### Task item
Each entry below is to be duplicated precisely.

====== Extracted data

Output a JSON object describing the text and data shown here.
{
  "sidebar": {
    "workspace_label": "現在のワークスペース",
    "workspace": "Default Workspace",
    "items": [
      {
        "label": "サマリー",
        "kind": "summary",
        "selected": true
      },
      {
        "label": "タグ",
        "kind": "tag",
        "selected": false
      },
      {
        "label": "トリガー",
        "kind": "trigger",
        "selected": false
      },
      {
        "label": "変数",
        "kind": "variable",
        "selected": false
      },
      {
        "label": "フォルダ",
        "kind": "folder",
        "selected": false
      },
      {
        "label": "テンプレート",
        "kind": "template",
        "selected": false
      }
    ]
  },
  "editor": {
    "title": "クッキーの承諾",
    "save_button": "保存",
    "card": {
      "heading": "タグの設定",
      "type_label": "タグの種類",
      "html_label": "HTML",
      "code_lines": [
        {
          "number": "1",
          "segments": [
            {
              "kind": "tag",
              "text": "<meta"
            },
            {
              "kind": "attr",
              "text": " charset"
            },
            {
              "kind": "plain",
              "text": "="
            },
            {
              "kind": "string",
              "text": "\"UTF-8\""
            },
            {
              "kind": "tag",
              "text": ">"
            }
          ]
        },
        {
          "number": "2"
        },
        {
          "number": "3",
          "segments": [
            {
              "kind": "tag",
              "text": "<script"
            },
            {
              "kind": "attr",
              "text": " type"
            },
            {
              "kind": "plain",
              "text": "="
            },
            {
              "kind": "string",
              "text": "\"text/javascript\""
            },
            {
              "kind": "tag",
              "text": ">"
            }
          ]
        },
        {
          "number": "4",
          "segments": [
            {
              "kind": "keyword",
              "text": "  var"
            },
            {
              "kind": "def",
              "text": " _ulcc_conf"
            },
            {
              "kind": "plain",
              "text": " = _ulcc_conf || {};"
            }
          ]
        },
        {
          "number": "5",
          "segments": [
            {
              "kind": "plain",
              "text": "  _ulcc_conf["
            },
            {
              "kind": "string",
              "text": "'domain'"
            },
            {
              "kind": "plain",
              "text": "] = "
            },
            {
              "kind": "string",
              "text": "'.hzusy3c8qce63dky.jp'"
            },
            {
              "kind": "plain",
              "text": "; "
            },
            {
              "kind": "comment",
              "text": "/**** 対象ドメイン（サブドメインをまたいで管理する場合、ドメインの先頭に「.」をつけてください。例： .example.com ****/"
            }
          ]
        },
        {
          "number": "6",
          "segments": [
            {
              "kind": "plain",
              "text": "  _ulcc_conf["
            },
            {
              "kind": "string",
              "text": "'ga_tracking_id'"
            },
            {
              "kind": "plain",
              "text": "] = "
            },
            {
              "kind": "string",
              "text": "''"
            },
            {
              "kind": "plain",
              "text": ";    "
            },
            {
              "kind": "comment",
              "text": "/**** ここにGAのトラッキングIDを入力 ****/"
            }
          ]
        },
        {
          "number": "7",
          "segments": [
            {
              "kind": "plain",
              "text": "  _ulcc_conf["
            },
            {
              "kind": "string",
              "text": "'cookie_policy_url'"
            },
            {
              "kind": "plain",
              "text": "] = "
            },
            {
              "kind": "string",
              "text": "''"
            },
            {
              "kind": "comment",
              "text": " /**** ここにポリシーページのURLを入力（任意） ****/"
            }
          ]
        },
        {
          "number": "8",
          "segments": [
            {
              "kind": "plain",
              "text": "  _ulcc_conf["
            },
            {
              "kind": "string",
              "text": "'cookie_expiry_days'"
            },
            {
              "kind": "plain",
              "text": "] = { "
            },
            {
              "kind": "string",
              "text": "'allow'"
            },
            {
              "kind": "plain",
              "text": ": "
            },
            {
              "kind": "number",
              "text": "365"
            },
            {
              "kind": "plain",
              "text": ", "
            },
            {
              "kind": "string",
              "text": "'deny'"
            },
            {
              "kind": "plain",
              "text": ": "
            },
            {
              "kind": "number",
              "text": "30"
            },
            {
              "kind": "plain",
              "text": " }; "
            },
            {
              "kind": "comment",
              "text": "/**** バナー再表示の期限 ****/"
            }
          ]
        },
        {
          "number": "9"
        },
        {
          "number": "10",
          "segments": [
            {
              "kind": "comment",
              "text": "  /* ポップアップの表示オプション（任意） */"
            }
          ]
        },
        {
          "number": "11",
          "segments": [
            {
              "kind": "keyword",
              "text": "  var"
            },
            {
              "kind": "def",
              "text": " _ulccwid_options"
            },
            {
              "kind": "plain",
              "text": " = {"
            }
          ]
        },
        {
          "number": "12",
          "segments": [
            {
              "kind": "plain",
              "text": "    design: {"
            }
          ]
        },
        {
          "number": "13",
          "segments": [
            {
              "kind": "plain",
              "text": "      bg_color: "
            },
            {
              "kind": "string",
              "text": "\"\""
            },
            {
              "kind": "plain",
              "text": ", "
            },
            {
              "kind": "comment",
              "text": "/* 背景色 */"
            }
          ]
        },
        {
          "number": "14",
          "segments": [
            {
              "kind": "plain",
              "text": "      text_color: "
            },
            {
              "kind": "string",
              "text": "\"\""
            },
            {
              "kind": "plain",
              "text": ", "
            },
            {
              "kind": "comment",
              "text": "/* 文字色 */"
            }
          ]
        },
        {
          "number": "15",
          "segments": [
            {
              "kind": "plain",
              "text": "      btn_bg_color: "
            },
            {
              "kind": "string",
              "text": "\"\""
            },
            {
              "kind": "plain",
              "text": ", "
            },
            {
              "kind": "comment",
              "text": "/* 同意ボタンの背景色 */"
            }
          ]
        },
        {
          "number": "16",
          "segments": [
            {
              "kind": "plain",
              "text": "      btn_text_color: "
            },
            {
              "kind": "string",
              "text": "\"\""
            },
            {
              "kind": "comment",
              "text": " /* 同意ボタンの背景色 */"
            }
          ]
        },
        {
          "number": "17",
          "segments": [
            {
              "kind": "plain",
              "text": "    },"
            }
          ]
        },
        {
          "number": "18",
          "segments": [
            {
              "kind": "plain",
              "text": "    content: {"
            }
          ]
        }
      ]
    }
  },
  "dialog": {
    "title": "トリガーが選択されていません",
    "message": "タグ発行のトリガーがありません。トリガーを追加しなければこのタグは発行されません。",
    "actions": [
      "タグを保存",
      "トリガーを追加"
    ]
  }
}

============

### Expected answer
Output a JSON object describing the text and data shown here.
{
  "sidebar": {
    "workspace_label": "現在のワークスペース",
    "workspace": "Default Workspace",
    "items": [
      {
        "label": "サマリー",
        "kind": "summary",
        "selected": true
      },
      {
        "label": "タグ",
        "kind": "tag",
        "selected": false
      },
      {
        "label": "トリガー",
        "kind": "trigger",
        "selected": false
      },
      {
        "label": "変数",
        "kind": "variable",
        "selected": false
      },
      {
        "label": "フォルダ",
        "kind": "folder",
        "selected": false
      },
      {
        "label": "テンプレート",
        "kind": "template",
        "selected": false
      }
    ]
  },
  "editor": {
    "title": "クッキーの承諾",
    "save_button": "保存",
    "card": {
      "heading": "タグの設定",
      "type_label": "タグの種類",
      "html_label": "HTML",
      "code_lines": [
        {
          "number": "1",
          "segments": [
            {
              "kind": "tag",
              "text": "<meta"
            },
            {
              "kind": "attr",
              "text": " charset"
            },
            {
              "kind": "plain",
              "text": "="
            },
            {
              "kind": "string",
              "text": "\"UTF-8\""
            },
            {
              "kind": "tag",
              "text": ">"
            }
          ]
        },
        {
          "number": "2"
        },
        {
          "number": "3",
          "segments": [
            {
              "kind": "tag",
              "text": "<script"
            },
            {
              "kind": "attr",
              "text": " type"
            },
            {
              "kind": "plain",
              "text": "="
            },
            {
              "kind": "string",
              "text": "\"text/javascript\""
            },
            {
              "kind": "tag",
              "text": ">"
            }
          ]
        },
        {
          "number": "4",
          "segments": [
            {
              "kind": "keyword",
              "text": "  var"
            },
            {
              "kind": "def",
              "text": " _ulcc_conf"
            },
            {
              "kind": "plain",
              "text": " = _ulcc_conf || {};"
            }
          ]
        },
        {
          "number": "5",
          "segments": [
            {
              "kind": "plain",
              "text": "  _ulcc_conf["
            },
            {
              "kind": "string",
              "text": "'domain'"
            },
            {
              "kind": "plain",
              "text": "] = "
            },
            {
              "kind": "string",
              "text": "'.hzusy3c8qce63dky.jp'"
            },
            {
              "kind": "plain",
              "text": "; "
            },
            {
              "kind": "comment",
              "text": "/**** 対象ドメイン（サブドメインをまたいで管理する場合、ドメインの先頭に「.」をつけてください。例： .example.com ****/"
            }
          ]
        },
        {
          "number": "6",
          "segments": [
            {
              "kind": "plain",
              "text": "  _ulcc_conf["
            },
            {
              "kind": "string",
              "text": "'ga_tracking_id'"
            },
            {
              "kind": "plain",
              "text": "] = "
            },
            {
              "kind": "string",
              "text": "''"
            },
            {
              "kind": "plain",
              "text": ";    "
            },
            {
              "kind": "comment",
              "text": "/**** ここにGAのトラッキングIDを入力 ****/"
            }
          ]
        },
        {
          "number": "7",
          "segments": [
            {
              "kind": "plain",
              "text": "  _ulcc_conf["
            },
            {
              "kind": "string",
              "text": "'cookie_policy_url'"
            },
            {
              "kind": "plain",
              "text": "] = "
            },
            {
              "kind": "string",
              "text": "''"
            },
            {
              "kind": "comment",
              "text": " /**** ここにポリシーページのURLを入力（任意） ****/"
            }
          ]
        },
        {
          "number": "8",
          "segments": [
            {
              "kind": "plain",
              "text": "  _ulcc_conf["
            },
            {
              "kind": "string",
              "text": "'cookie_expiry_days'"
            },
            {
              "kind": "plain",
              "text": "] = { "
            },
            {
              "kind": "string",
              "text": "'allow'"
            },
            {
              "kind": "plain",
              "text": ": "
            },
            {
              "kind": "number",
              "text": "365"
            },
            {
              "kind": "plain",
              "text": ", "
            },
            {
              "kind": "string",
              "text": "'deny'"
            },
            {
              "kind": "plain",
              "text": ": "
            },
            {
              "kind": "number",
              "text": "30"
            },
            {
              "kind": "plain",
              "text": " }; "
            },
            {
              "kind": "comment",
              "text": "/**** バナー再表示の期限 ****/"
            }
          ]
        },
        {
          "number": "9"
        },
        {
          "number": "10",
          "segments": [
            {
              "kind": "comment",
              "text": "  /* ポップアップの表示オプション（任意） */"
            }
          ]
        },
        {
          "number": "11",
          "segments": [
            {
              "kind": "keyword",
              "text": "  var"
            },
            {
              "kind": "def",
              "text": " _ulccwid_options"
            },
            {
              "kind": "plain",
              "text": " = {"
            }
          ]
        },
        {
          "number": "12",
          "segments": [
            {
              "kind": "plain",
              "text": "    design: {"
            }
          ]
        },
        {
          "number": "13",
          "segments": [
            {
              "kind": "plain",
              "text": "      bg_color: "
            },
            {
              "kind": "string",
              "text": "\"\""
            },
            {
              "kind": "plain",
              "text": ", "
            },
            {
              "kind": "comment",
              "text": "/* 背景色 */"
            }
          ]
        },
        {
          "number": "14",
          "segments": [
            {
              "kind": "plain",
              "text": "      text_color: "
            },
            {
              "kind": "string",
              "text": "\"\""
            },
            {
              "kind": "plain",
              "text": ", "
            },
            {
              "kind": "comment",
              "text": "/* 文字色 */"
            }
          ]
        },
        {
          "number": "15",
          "segments": [
            {
              "kind": "plain",
              "text": "      btn_bg_color: "
            },
            {
              "kind": "string",
              "text": "\"\""
            },
            {
              "kind": "plain",
              "text": ", "
            },
            {
              "kind": "comment",
              "text": "/* 同意ボタンの背景色 */"
            }
          ]
        },
        {
          "number": "16",
          "segments": [
            {
              "kind": "plain",
              "text": "      btn_text_color: "
            },
            {
              "kind": "string",
              "text": "\"\""
            },
            {
              "kind": "comment",
              "text": " /* 同意ボタンの背景色 */"
            }
          ]
        },
        {
          "number": "17",
          "segments": [
            {
              "kind": "plain",
              "text": "    },"
            }
          ]
        },
        {
          "number": "18",
          "segments": [
            {
              "kind": "plain",
              "text": "    content: {"
            }
          ]
        }
      ]
    }
  },
  "dialog": {
    "title": "トリガーが選択されていません",
    "message": "タグ発行のトリガーがありません。トリガーを追加しなければこのタグは発行されません。",
    "actions": [
      "タグを保存",
      "トリガーを追加"
    ]
  }
}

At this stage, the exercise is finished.